Dataset rows describing interfaces:

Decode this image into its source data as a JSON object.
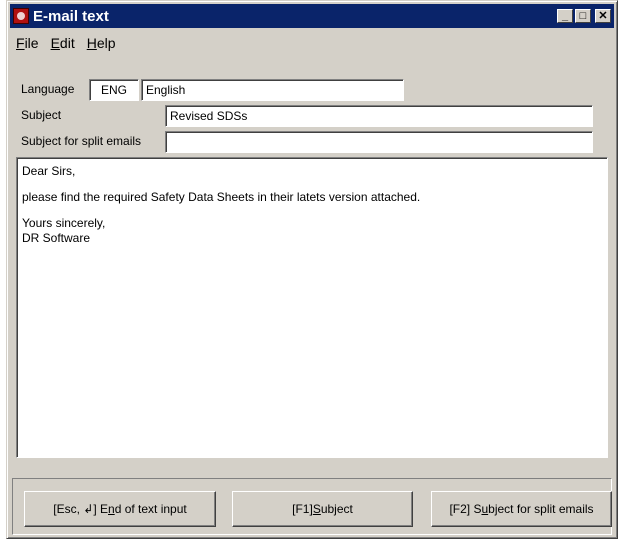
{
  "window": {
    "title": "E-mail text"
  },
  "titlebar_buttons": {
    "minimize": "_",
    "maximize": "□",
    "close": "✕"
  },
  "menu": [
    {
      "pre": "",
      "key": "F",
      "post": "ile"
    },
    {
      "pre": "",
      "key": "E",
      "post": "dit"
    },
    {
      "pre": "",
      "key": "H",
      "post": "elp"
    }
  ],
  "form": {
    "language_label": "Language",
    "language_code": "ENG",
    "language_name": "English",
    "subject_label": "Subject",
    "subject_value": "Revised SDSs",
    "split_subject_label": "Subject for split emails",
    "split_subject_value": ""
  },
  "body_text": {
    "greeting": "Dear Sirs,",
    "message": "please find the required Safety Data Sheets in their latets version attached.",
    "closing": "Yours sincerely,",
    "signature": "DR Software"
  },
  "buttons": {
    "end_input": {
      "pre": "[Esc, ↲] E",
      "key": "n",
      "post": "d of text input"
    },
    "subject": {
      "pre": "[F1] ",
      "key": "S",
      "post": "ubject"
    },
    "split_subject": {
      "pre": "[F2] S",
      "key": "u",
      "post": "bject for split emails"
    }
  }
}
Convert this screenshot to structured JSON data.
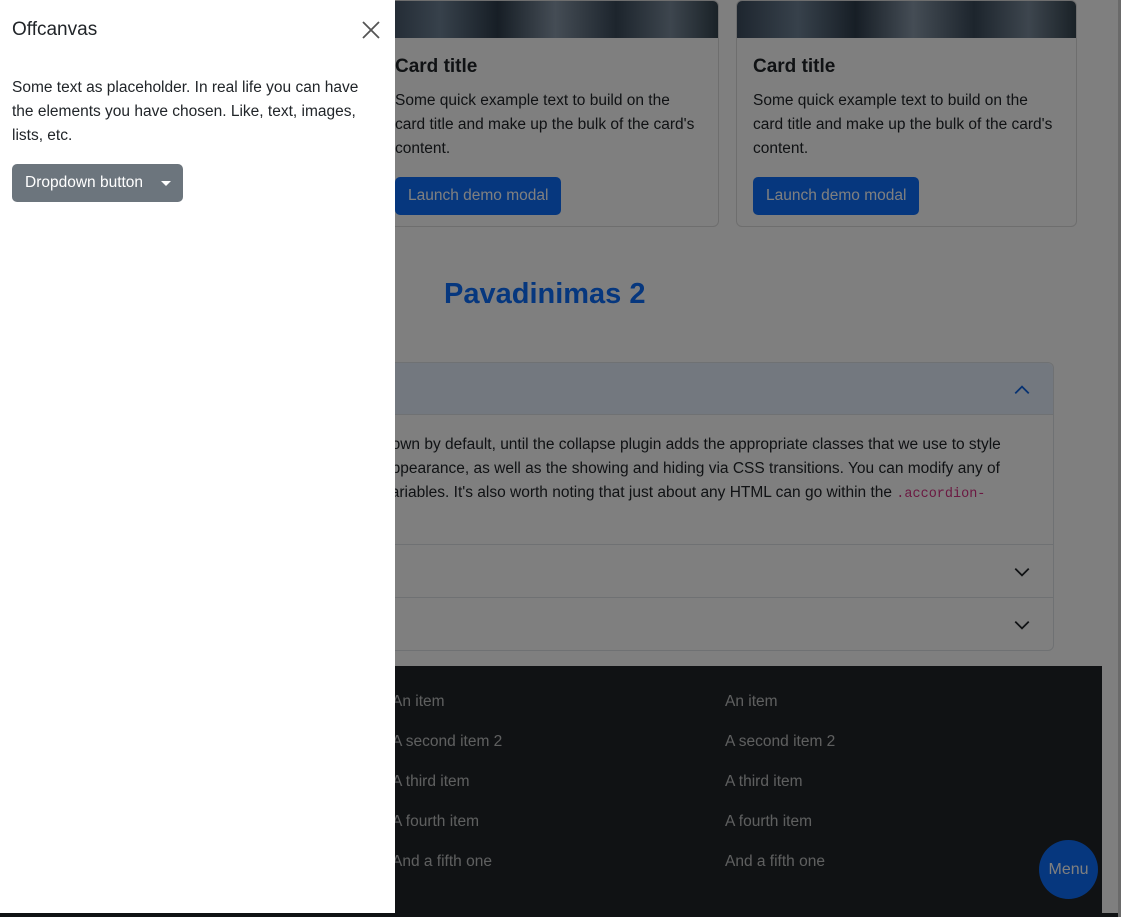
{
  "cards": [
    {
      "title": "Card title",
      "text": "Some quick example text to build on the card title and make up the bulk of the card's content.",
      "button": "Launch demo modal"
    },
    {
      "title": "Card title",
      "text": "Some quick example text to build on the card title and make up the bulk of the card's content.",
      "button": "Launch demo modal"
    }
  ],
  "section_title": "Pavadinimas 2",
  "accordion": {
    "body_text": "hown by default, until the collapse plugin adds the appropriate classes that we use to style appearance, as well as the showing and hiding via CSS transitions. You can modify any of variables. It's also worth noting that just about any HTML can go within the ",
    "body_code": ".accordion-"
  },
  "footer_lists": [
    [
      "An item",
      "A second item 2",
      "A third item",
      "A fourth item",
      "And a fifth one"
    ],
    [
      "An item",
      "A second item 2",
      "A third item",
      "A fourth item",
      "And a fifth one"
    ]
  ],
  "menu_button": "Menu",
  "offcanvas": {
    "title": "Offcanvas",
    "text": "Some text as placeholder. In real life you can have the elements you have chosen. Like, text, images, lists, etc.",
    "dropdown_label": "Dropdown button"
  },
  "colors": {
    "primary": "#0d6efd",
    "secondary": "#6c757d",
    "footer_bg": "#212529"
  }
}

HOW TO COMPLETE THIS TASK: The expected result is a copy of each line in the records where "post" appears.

SOLUTION TO THIS EXERCISE:
      "post": "ile"
      "post": "dit"
      "post": "elp"
      "post": "d of text input"
      "post": "ubject"
      "post": "bject for split emails"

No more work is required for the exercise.